Mary Halvorson's Artlessly Falling is a challenging album with tracks comprised of improvisational fragments more than based on compositional theory. Halvorson uses the various elements to aestheticize the confusing world around her.

Music

15 Overlooked and Underrated Albums of the 1990s

With every "Best of the '90s" retrospective comes a predictable list of entries. Here are 15 albums that are often overlooked as worthy of placing in these lists, and are too often underrated as some of the best records from the decade.

Books

'A Peculiar Indifference' Takes on Violence in Black America

Pulitzer Prize finalist Elliott Currie's scrupulous investigation of the impacts of violence on Black Americans, A Peculiar Indifference, shows the damaging effect of widespread suffering and identifies an achievable solution.

Music

20 Songs From the 1990s That Time Forgot

Rather than listening to Spotify's latest playlist, give the tunes from this reminiscence of lost '90s singles a spin.

Film

Delightful 'Miss Pettigrew Lives for a Day' Is Good Escapism

Now streaming on Amazon Prime, Bharat Nalluri's 2008 romantic comedy, Miss Pettigrew Lives for a Day, provides pleasant respite in these times of doom and gloom.

Film

The 10 Best Horror Movie Remakes

The horror genre has produced some remake junk. In the case of these ten treats, the update delivers something definitive.

Television

Flirting with Demons at Home, or, When TV Movies Were Evil

Just in time for Halloween, a new Blu-ray from Kino Lorber presents sparkling 2K digital restorations of TV movies that have been missing for decades: Fear No Evil (1969) and its sequel, Ritual of Evil (1970).

Music

Magick Mountain Are Having a Party But Is the Audience Invited?

Garage rockers Magick Mountain debut with Weird Feelings, an album big on fuzz but light on hooks.


Reviews
Collapse Expand Reviews



Features
Collapse Expand Features

PM Picks
Collapse Expand Pm Picks

© 1999-2020 PopMatters.com.

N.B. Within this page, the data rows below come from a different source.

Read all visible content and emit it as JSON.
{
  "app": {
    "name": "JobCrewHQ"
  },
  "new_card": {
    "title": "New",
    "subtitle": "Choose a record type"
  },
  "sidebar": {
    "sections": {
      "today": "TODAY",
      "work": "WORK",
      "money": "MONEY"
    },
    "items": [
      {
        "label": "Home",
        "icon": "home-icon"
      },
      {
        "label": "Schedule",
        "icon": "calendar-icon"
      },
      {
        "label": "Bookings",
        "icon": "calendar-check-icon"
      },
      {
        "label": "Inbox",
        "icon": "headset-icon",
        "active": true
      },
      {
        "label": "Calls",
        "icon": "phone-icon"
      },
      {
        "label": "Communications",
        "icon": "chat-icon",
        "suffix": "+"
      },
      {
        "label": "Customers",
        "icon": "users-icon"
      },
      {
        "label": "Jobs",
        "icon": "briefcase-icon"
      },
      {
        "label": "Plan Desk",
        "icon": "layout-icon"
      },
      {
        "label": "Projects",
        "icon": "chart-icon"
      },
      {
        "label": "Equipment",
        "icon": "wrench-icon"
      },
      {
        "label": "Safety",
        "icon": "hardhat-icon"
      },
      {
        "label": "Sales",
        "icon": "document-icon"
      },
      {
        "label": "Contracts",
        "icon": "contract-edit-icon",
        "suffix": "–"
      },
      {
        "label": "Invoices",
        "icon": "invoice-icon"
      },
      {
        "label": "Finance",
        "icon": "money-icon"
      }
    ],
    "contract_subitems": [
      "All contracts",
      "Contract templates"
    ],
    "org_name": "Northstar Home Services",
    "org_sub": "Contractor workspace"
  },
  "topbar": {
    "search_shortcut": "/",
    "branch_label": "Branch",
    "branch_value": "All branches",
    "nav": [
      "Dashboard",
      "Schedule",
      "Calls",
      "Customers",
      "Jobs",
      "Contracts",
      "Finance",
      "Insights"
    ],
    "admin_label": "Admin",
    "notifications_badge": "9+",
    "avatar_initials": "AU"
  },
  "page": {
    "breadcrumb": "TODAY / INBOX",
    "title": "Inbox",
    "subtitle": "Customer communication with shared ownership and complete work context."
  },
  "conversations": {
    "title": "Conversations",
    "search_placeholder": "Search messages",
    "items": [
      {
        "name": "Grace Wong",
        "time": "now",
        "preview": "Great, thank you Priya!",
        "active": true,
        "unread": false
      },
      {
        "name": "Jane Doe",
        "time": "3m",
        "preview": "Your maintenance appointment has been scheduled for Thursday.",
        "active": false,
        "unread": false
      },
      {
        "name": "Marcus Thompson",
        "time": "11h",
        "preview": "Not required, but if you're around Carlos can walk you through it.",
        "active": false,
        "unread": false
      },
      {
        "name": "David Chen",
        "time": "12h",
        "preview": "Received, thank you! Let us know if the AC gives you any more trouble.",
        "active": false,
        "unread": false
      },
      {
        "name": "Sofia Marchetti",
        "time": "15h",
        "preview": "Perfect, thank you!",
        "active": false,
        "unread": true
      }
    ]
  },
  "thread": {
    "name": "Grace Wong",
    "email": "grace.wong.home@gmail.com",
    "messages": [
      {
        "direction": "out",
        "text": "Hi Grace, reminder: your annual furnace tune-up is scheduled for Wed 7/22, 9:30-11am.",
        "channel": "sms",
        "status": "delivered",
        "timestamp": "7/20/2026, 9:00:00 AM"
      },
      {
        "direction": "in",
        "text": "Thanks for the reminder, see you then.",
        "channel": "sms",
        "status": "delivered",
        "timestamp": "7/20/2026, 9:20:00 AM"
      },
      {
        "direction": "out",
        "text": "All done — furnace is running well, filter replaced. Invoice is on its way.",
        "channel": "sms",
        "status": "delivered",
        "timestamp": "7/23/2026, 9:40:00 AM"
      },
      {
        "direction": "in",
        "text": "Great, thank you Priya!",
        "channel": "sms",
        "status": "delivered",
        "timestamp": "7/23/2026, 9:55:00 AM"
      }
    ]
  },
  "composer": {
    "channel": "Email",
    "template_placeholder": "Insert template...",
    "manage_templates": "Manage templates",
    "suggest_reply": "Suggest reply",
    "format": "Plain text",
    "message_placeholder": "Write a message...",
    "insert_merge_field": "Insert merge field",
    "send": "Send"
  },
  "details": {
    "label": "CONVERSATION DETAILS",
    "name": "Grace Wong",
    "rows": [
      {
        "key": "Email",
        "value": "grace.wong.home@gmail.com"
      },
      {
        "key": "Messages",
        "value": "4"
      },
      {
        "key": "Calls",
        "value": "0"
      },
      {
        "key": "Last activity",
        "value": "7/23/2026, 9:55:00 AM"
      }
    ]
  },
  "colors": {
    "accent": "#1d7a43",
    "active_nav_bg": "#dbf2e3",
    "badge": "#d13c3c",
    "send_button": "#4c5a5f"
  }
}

All rights reserved.
PopMatters is wholly independent, women-owned and operated.